**EXERCISE GOAL:**
Go through the lines below and repeat each one exactly, skipping pictures.

Dataset rows for apps and sites
::::::
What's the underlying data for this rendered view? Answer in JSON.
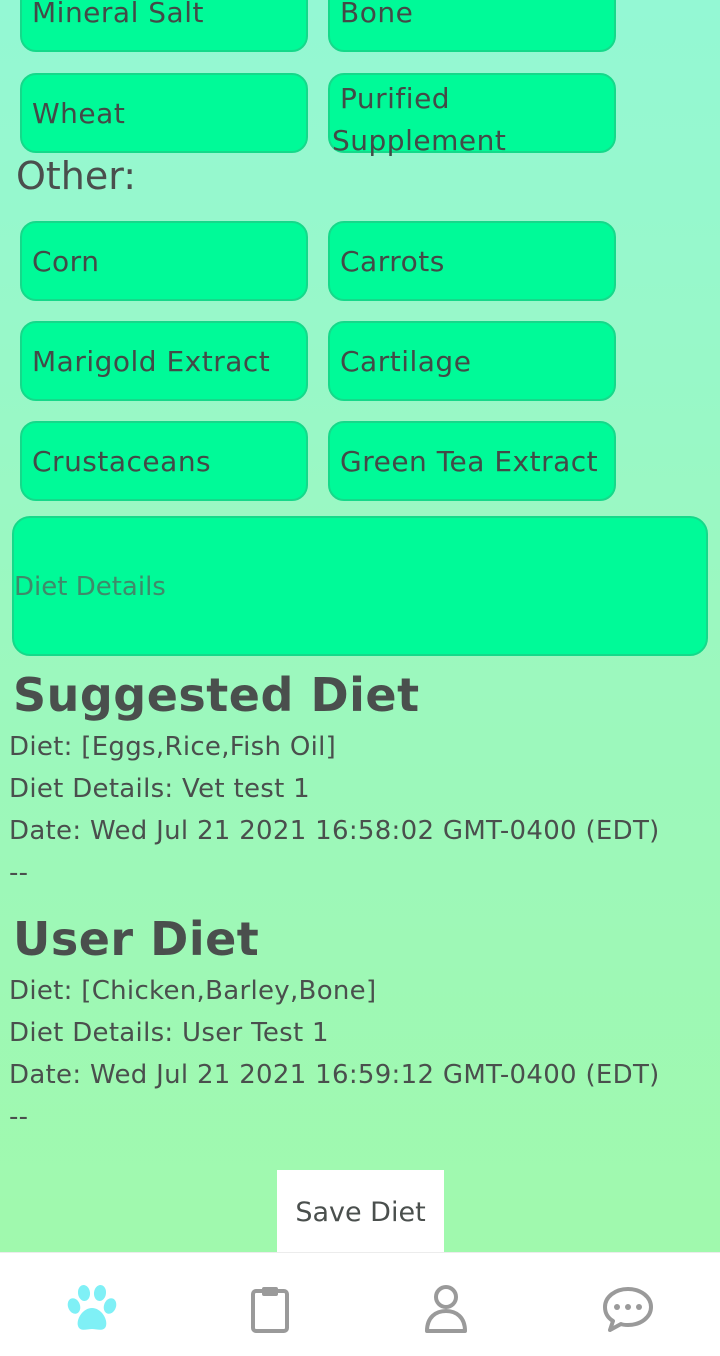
{
  "ingredients_top": {
    "row1": [
      "Mineral Salt",
      "Bone"
    ],
    "row2_left": "Wheat",
    "row2_right_line1": "Purified",
    "row2_right_line2": "Supplement"
  },
  "other": {
    "label": "Other:",
    "items": [
      "Corn",
      "Carrots",
      "Marigold Extract",
      "Cartilage",
      "Crustaceans",
      "Green Tea Extract"
    ]
  },
  "details_input": {
    "placeholder": "Diet Details",
    "value": ""
  },
  "suggested": {
    "title": "Suggested Diet",
    "diet": "Diet: [Eggs,Rice,Fish Oil]",
    "details": "Diet Details: Vet test 1",
    "date": "Date: Wed Jul 21 2021 16:58:02 GMT-0400 (EDT)",
    "separator": "--"
  },
  "user": {
    "title": "User Diet",
    "diet": "Diet: [Chicken,Barley,Bone]",
    "details": "Diet Details: User Test 1",
    "date": "Date: Wed Jul 21 2021 16:59:12 GMT-0400 (EDT)",
    "separator": "--"
  },
  "save_label": "Save Diet",
  "tabs": [
    {
      "icon": "paw-icon",
      "active": true
    },
    {
      "icon": "clipboard-icon",
      "active": false
    },
    {
      "icon": "profile-icon",
      "active": false
    },
    {
      "icon": "chat-icon",
      "active": false
    }
  ],
  "colors": {
    "chip_bg": "#00fa98",
    "chip_border": "#15d98a",
    "active_tab": "#7ff0f6",
    "inactive_tab": "#9a9a9a",
    "text": "#4a4f4d"
  }
}
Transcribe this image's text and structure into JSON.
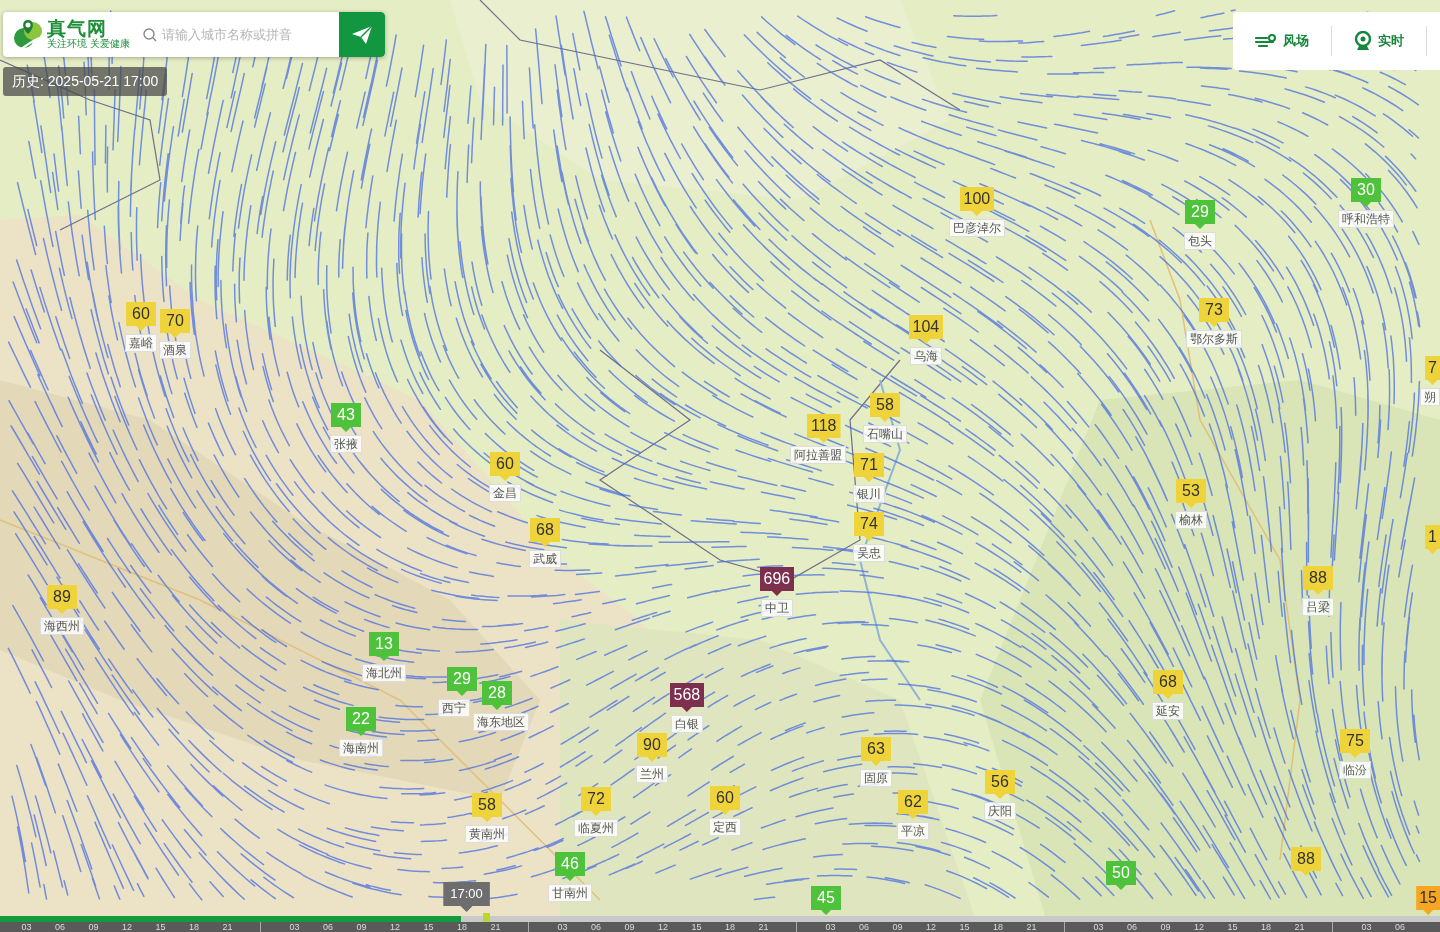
{
  "logo": {
    "title": "真气网",
    "tagline": "关注环境 关爱健康"
  },
  "search": {
    "placeholder": "请输入城市名称或拼音"
  },
  "history": "历史: 2025-05-21 17:00",
  "toolbar": [
    {
      "label": "风场",
      "kind": "wind"
    },
    {
      "label": "实时",
      "kind": "realtime"
    }
  ],
  "markers": [
    {
      "value": "60",
      "label": "嘉峪",
      "color": "#efd33b"
    },
    {
      "value": "70",
      "label": "酒泉",
      "color": "#efd33b"
    },
    {
      "value": "43",
      "label": "张掖",
      "color": "#4fc23c"
    },
    {
      "value": "60",
      "label": "金昌",
      "color": "#efd33b"
    },
    {
      "value": "68",
      "label": "武威",
      "color": "#efd33b"
    },
    {
      "value": "89",
      "label": "海西州",
      "color": "#efd33b"
    },
    {
      "value": "13",
      "label": "海北州",
      "color": "#4fc23c"
    },
    {
      "value": "29",
      "label": "西宁",
      "color": "#4fc23c"
    },
    {
      "value": "28",
      "label": "海东地区",
      "color": "#4fc23c"
    },
    {
      "value": "22",
      "label": "海南州",
      "color": "#4fc23c"
    },
    {
      "value": "568",
      "label": "白银",
      "color": "#7d2f4e"
    },
    {
      "value": "90",
      "label": "兰州",
      "color": "#efd33b"
    },
    {
      "value": "58",
      "label": "黄南州",
      "color": "#efd33b"
    },
    {
      "value": "72",
      "label": "临夏州",
      "color": "#efd33b"
    },
    {
      "value": "60",
      "label": "定西",
      "color": "#efd33b"
    },
    {
      "value": "46",
      "label": "甘南州",
      "color": "#4fc23c"
    },
    {
      "value": "45",
      "color": "#4fc23c"
    },
    {
      "value": "696",
      "label": "中卫",
      "color": "#7d2f4e"
    },
    {
      "value": "100",
      "label": "巴彦淖尔",
      "color": "#efd33b"
    },
    {
      "value": "29",
      "label": "包头",
      "color": "#4fc23c"
    },
    {
      "value": "30",
      "label": "呼和浩特",
      "color": "#4fc23c"
    },
    {
      "value": "104",
      "label": "乌海",
      "color": "#efd33b"
    },
    {
      "value": "73",
      "label": "鄂尔多斯",
      "color": "#efd33b"
    },
    {
      "value": "58",
      "label": "石嘴山",
      "color": "#efd33b"
    },
    {
      "value": "118",
      "label": "阿拉善盟",
      "color": "#efd33b"
    },
    {
      "value": "71",
      "label": "银川",
      "color": "#efd33b"
    },
    {
      "value": "74",
      "label": "吴忠",
      "color": "#efd33b"
    },
    {
      "value": "53",
      "label": "榆林",
      "color": "#efd33b"
    },
    {
      "value": "88",
      "label": "吕梁",
      "color": "#efd33b"
    },
    {
      "value": "68",
      "label": "延安",
      "color": "#efd33b"
    },
    {
      "value": "75",
      "label": "临汾",
      "color": "#efd33b"
    },
    {
      "value": "63",
      "label": "固原",
      "color": "#efd33b"
    },
    {
      "value": "56",
      "label": "庆阳",
      "color": "#efd33b"
    },
    {
      "value": "62",
      "label": "平凉",
      "color": "#efd33b"
    },
    {
      "value": "88",
      "color": "#efd33b"
    },
    {
      "value": "50",
      "color": "#4fc23c"
    },
    {
      "value": "7",
      "label": "朔",
      "color": "#efd33b"
    },
    {
      "value": "1",
      "color": "#efd33b"
    },
    {
      "value": "15",
      "color": "#f5a623"
    }
  ],
  "timeline": {
    "level": 0.32,
    "current": "17:00",
    "days": [
      [
        "03",
        "06",
        "09",
        "12",
        "15",
        "18",
        "21"
      ],
      [
        "03",
        "06",
        "09",
        "12",
        "15",
        "18",
        "21"
      ],
      [
        "03",
        "06",
        "09",
        "12",
        "15",
        "18",
        "21"
      ],
      [
        "03",
        "06",
        "09",
        "12",
        "15",
        "18",
        "21"
      ],
      [
        "03",
        "06",
        "09",
        "12",
        "15",
        "18",
        "21"
      ],
      [
        "03",
        "06"
      ]
    ]
  }
}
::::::
**REPLY:**
What's the underlying data for this rendered view? Answer in JSON.
{
  "ingredients_top": {
    "row1": [
      "Mineral Salt",
      "Bone"
    ],
    "row2_left": "Wheat",
    "row2_right_line1": "Purified",
    "row2_right_line2": "Supplement"
  },
  "other": {
    "label": "Other:",
    "items": [
      "Corn",
      "Carrots",
      "Marigold Extract",
      "Cartilage",
      "Crustaceans",
      "Green Tea Extract"
    ]
  },
  "details_input": {
    "placeholder": "Diet Details",
    "value": ""
  },
  "suggested": {
    "title": "Suggested Diet",
    "diet": "Diet: [Eggs,Rice,Fish Oil]",
    "details": "Diet Details: Vet test 1",
    "date": "Date: Wed Jul 21 2021 16:58:02 GMT-0400 (EDT)",
    "separator": "--"
  },
  "user": {
    "title": "User Diet",
    "diet": "Diet: [Chicken,Barley,Bone]",
    "details": "Diet Details: User Test 1",
    "date": "Date: Wed Jul 21 2021 16:59:12 GMT-0400 (EDT)",
    "separator": "--"
  },
  "save_label": "Save Diet",
  "tabs": [
    {
      "icon": "paw-icon",
      "active": true
    },
    {
      "icon": "clipboard-icon",
      "active": false
    },
    {
      "icon": "profile-icon",
      "active": false
    },
    {
      "icon": "chat-icon",
      "active": false
    }
  ],
  "colors": {
    "chip_bg": "#00fa98",
    "chip_border": "#15d98a",
    "active_tab": "#7ff0f6",
    "inactive_tab": "#9a9a9a",
    "text": "#4a4f4d"
  }
}
Transcribe this image's text and structure into JSON.
{
  "logo": {
    "title": "真气网",
    "tagline": "关注环境 关爱健康"
  },
  "search": {
    "placeholder": "请输入城市名称或拼音"
  },
  "history": "历史: 2025-05-21 17:00",
  "toolbar": [
    {
      "label": "风场",
      "kind": "wind"
    },
    {
      "label": "实时",
      "kind": "realtime"
    }
  ],
  "markers": [
    {
      "value": "60",
      "label": "嘉峪",
      "color": "#efd33b"
    },
    {
      "value": "70",
      "label": "酒泉",
      "color": "#efd33b"
    },
    {
      "value": "43",
      "label": "张掖",
      "color": "#4fc23c"
    },
    {
      "value": "60",
      "label": "金昌",
      "color": "#efd33b"
    },
    {
      "value": "68",
      "label": "武威",
      "color": "#efd33b"
    },
    {
      "value": "89",
      "label": "海西州",
      "color": "#efd33b"
    },
    {
      "value": "13",
      "label": "海北州",
      "color": "#4fc23c"
    },
    {
      "value": "29",
      "label": "西宁",
      "color": "#4fc23c"
    },
    {
      "value": "28",
      "label": "海东地区",
      "color": "#4fc23c"
    },
    {
      "value": "22",
      "label": "海南州",
      "color": "#4fc23c"
    },
    {
      "value": "568",
      "label": "白银",
      "color": "#7d2f4e"
    },
    {
      "value": "90",
      "label": "兰州",
      "color": "#efd33b"
    },
    {
      "value": "58",
      "label": "黄南州",
      "color": "#efd33b"
    },
    {
      "value": "72",
      "label": "临夏州",
      "color": "#efd33b"
    },
    {
      "value": "60",
      "label": "定西",
      "color": "#efd33b"
    },
    {
      "value": "46",
      "label": "甘南州",
      "color": "#4fc23c"
    },
    {
      "value": "45",
      "color": "#4fc23c"
    },
    {
      "value": "696",
      "label": "中卫",
      "color": "#7d2f4e"
    },
    {
      "value": "100",
      "label": "巴彦淖尔",
      "color": "#efd33b"
    },
    {
      "value": "29",
      "label": "包头",
      "color": "#4fc23c"
    },
    {
      "value": "30",
      "label": "呼和浩特",
      "color": "#4fc23c"
    },
    {
      "value": "104",
      "label": "乌海",
      "color": "#efd33b"
    },
    {
      "value": "73",
      "label": "鄂尔多斯",
      "color": "#efd33b"
    },
    {
      "value": "58",
      "label": "石嘴山",
      "color": "#efd33b"
    },
    {
      "value": "118",
      "label": "阿拉善盟",
      "color": "#efd33b"
    },
    {
      "value": "71",
      "label": "银川",
      "color": "#efd33b"
    },
    {
      "value": "74",
      "label": "吴忠",
      "color": "#efd33b"
    },
    {
      "value": "53",
      "label": "榆林",
      "color": "#efd33b"
    },
    {
      "value": "88",
      "label": "吕梁",
      "color": "#efd33b"
    },
    {
      "value": "68",
      "label": "延安",
      "color": "#efd33b"
    },
    {
      "value": "75",
      "label": "临汾",
      "color": "#efd33b"
    },
    {
      "value": "63",
      "label": "固原",
      "color": "#efd33b"
    },
    {
      "value": "56",
      "label": "庆阳",
      "color": "#efd33b"
    },
    {
      "value": "62",
      "label": "平凉",
      "color": "#efd33b"
    },
    {
      "value": "88",
      "color": "#efd33b"
    },
    {
      "value": "50",
      "color": "#4fc23c"
    },
    {
      "value": "7",
      "label": "朔",
      "color": "#efd33b"
    },
    {
      "value": "1",
      "color": "#efd33b"
    },
    {
      "value": "15",
      "color": "#f5a623"
    }
  ],
  "timeline": {
    "level": 0.32,
    "current": "17:00",
    "days": [
      [
        "03",
        "06",
        "09",
        "12",
        "15",
        "18",
        "21"
      ],
      [
        "03",
        "06",
        "09",
        "12",
        "15",
        "18",
        "21"
      ],
      [
        "03",
        "06",
        "09",
        "12",
        "15",
        "18",
        "21"
      ],
      [
        "03",
        "06",
        "09",
        "12",
        "15",
        "18",
        "21"
      ],
      [
        "03",
        "06",
        "09",
        "12",
        "15",
        "18",
        "21"
      ],
      [
        "03",
        "06"
      ]
    ]
  }
}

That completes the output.